New Testament Teaching
Let us begin by stating the obvious. Only in the New Testament do we read of Jesus as someone who is alive and taking part in the affairs of human beings living on the earth. And, equally importantly, it is only in the New Testament that we read about the God of heaven being described over and over again as “Father”, a term which is extremely rare in the Old Testament Scriptures.
That does not mean that there is no mention of Jesus in the Old Testament. As the coming Jewish Messiah, much is made of the fact that God would send a Saviour and Deliverer. But the Jewish Scriptures only speak of Jesus in the sense of looking forward to his Coming.
He is not spoken of as already existing, but as someone who would exist one day, when the time was right. Let us look at this more closely.
From the time when Adam and Eve were in the Garden of Eden through to the end of the Old Testament there are repeated prophecies about the future coming of Jesus. Here are some of them.
Old Testament Prophecies
In the Garden of Eden a ‘Seed’ – a descendant of Eve – was promised, who would overcome sin and reverse the problem introduced into the world by Adam and Eve when they disobeyed God.
“I will put enmity between you and the woman, and between your seed and her Seed; he shall bruise your head, and you shall bruise his heel” (Genesis 3:15 ).
In Psalm 22, David wrote about Jesus, using many phrases that pointed forward quite explicitly to the crucifixion. For example “they pierced my hands and my feet” and “They parted my garments among them”.
Once the prophet Isaiah met wicked King Ahaz and made one of the most famous prophecies of the Old Testament. He said that a virgin would one day bear a son:
”Behold, the virgin shall conceive and bear a Son, and shall call his name Immanuel” (Isaiah 7:14 ).
The prophet Micah predicted that a ruler would come from the town of Bethlehem to reign over the people of Israel , adding something of much interest to our theme.
“You, Bethlehem Ephrathah, though you are little among the thousands of Judah, yet out of you shall come forth to me the One to be ruler in Israel, whose goings forth have been from of old, from everlasting” (Micah 5:2). This ruler, he says, has been planned from the beginning of time. We will come back to this point later.

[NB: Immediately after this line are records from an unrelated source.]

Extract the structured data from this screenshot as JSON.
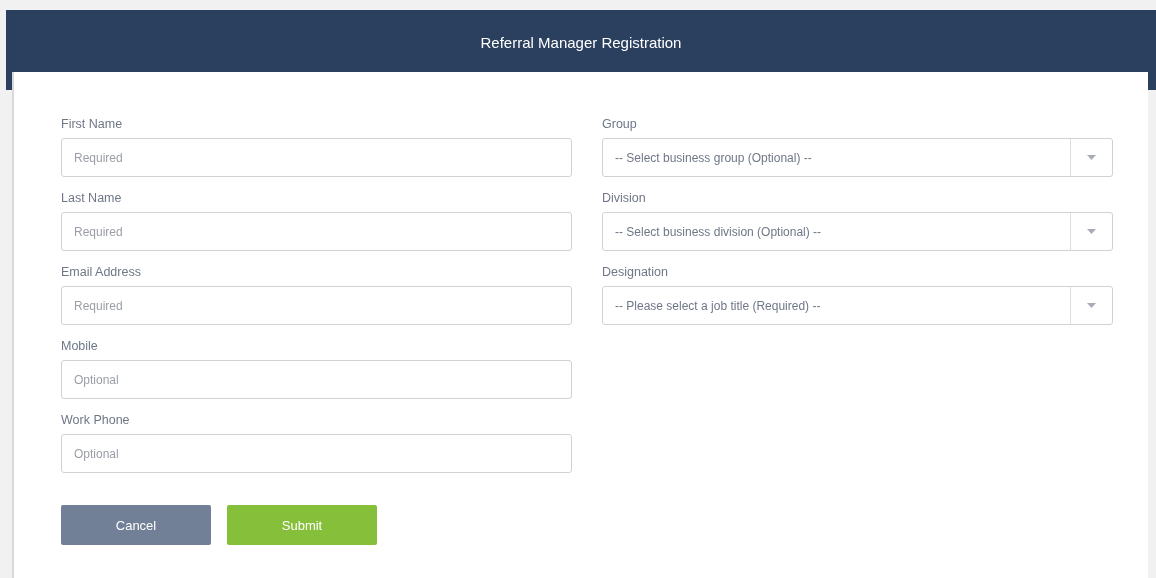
{
  "header": {
    "title": "Referral Manager Registration"
  },
  "left_fields": [
    {
      "label": "First Name",
      "placeholder": "Required"
    },
    {
      "label": "Last Name",
      "placeholder": "Required"
    },
    {
      "label": "Email Address",
      "placeholder": "Required"
    },
    {
      "label": "Mobile",
      "placeholder": "Optional"
    },
    {
      "label": "Work Phone",
      "placeholder": "Optional"
    }
  ],
  "right_fields": [
    {
      "label": "Group",
      "placeholder": "-- Select business group (Optional) --"
    },
    {
      "label": "Division",
      "placeholder": "-- Select business division (Optional) --"
    },
    {
      "label": "Designation",
      "placeholder": "-- Please select a job title  (Required) --"
    }
  ],
  "buttons": [
    {
      "label": "Cancel",
      "kind": "secondary"
    },
    {
      "label": "Submit",
      "kind": "primary"
    }
  ]
}
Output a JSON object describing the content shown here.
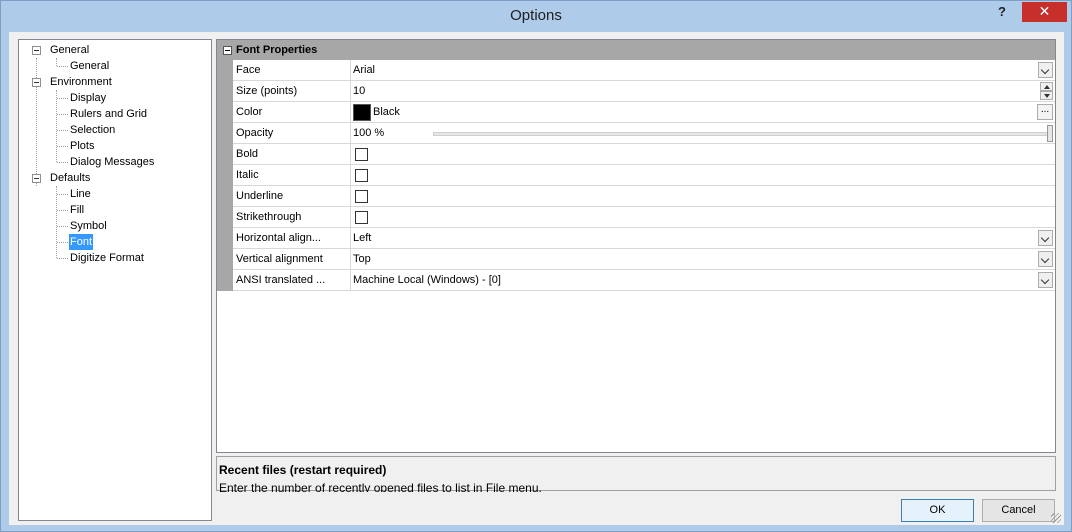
{
  "window": {
    "title": "Options",
    "help": "?",
    "close": "✕"
  },
  "tree": {
    "nodes": [
      {
        "label": "General",
        "level": 0,
        "expanded": true
      },
      {
        "label": "General",
        "level": 1
      },
      {
        "label": "Environment",
        "level": 0,
        "expanded": true
      },
      {
        "label": "Display",
        "level": 1
      },
      {
        "label": "Rulers and Grid",
        "level": 1
      },
      {
        "label": "Selection",
        "level": 1
      },
      {
        "label": "Plots",
        "level": 1
      },
      {
        "label": "Dialog Messages",
        "level": 1
      },
      {
        "label": "Defaults",
        "level": 0,
        "expanded": true
      },
      {
        "label": "Line",
        "level": 1
      },
      {
        "label": "Fill",
        "level": 1
      },
      {
        "label": "Symbol",
        "level": 1
      },
      {
        "label": "Font",
        "level": 1,
        "selected": true
      },
      {
        "label": "Digitize Format",
        "level": 1
      }
    ]
  },
  "grid": {
    "category": "Font Properties",
    "props": {
      "face": {
        "name": "Face",
        "value": "Arial"
      },
      "size": {
        "name": "Size (points)",
        "value": "10"
      },
      "color": {
        "name": "Color",
        "value": "Black",
        "ellipsis": "...",
        "swatch": "#000000"
      },
      "opacity": {
        "name": "Opacity",
        "value": "100 %",
        "slider_fraction": 1.0
      },
      "bold": {
        "name": "Bold"
      },
      "italic": {
        "name": "Italic"
      },
      "underline": {
        "name": "Underline"
      },
      "strikethrough": {
        "name": "Strikethrough"
      },
      "halign": {
        "name": "Horizontal align...",
        "value": "Left"
      },
      "valign": {
        "name": "Vertical alignment",
        "value": "Top"
      },
      "ansi": {
        "name": "ANSI translated ...",
        "value": "Machine Local (Windows) - [0]"
      }
    }
  },
  "description": {
    "title": "Recent files (restart required)",
    "text": "Enter the number of recently opened files to list in File menu."
  },
  "buttons": {
    "ok": "OK",
    "cancel": "Cancel"
  }
}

Zechariah predicts the entry into Jerusalem by Jesus, an event that occurred just before Jesus was crucified just outside that very city. He too speaks of Jesus as a king but we know from the events themselves that this prophecy is fulfilled when Jesus is about to suffer his greatest trial (see Zechariah 9:9 and Matthew 21:4-5).
None of the men who wrote these things met Jesus. They did not hear his voice; they did not see him crucified; they do not claim that he existed in their time. They all expected him to appear in the future, at a time to be decided by God himself.
Mortality of Jesus
There is an even more important reason for limiting the existence of Jesus to New Testament times. It has to do with the fact that Jesus came into this world to bring salvation to all people. They had become a mortal race because Adam and Eve disobeyed God and the removal of the curse could only be done if another human being could obey Him perfectly. Jesus came to do this.
For that to really happen it had to be possible for Jesus to be tempted as other humans were, and it had to be possible for him to disobey. That is exactly what happened. His temptations were absolutely genuine and so were his accomplishments.
“For we do not have a High Priest who cannot sympathize with our weaknesses, but was in all points tempted as we are, yet without sin” (Hebrews 4:15).
Jesus perfectly obeyed his Father and salvation for mankind was accomplished. Jesus rose from the dead and became immortal – the first to rise from the dead never to go back into the grave again.
Exalted by God
The notion that Jesus had lived as a spirit before he was born takes away the power of his triumph over sin and death and the Bible knows nothing of such an idea. Indeed it carefully explains that Jesus was rewarded for his faithful obedience by his Father, who exalted him to sit at His right hand in heaven because he had been faithful. He was not returning to somewhere he had been before, but was being elevated to a new status and position by and with his Father:
“Let this mind be in you which was also in Christ Jesus, who, being in the form of God, did not consider it robbery to be equal with God, but made himself of no reputation, taking the form of a servant, and coming in the likeness of men. And being found in appearance as a man, he humbled himself and became obedient to the point of death, even the death of the cross. Therefore God also has highly exalted him and given him the name which is above every name, that at the name of Jesus every knee should bow, of those in heaven, and of those on earth, and of those under the earth, and that every tongue should confess that Jesus Christ is Lord, to the glory of God the Father” (Philippians 2:5-11).
Although he was the Son of God, because God was his Father, Jesus was born a man, lived a life serving others, and was willing to go to the cross – all in obedience to his Father. Then, and only then, did God exalt him and give him a name above every name. It is only at this stage in the plan of salvation that Jesus is given the greatest honour. Again the idea that he had existed before his birth does not fit in with these Bible truths.
In the next article in this series we look at those passages that are sometimes said to teach something quite different about the nature and work of the Lord Jesus.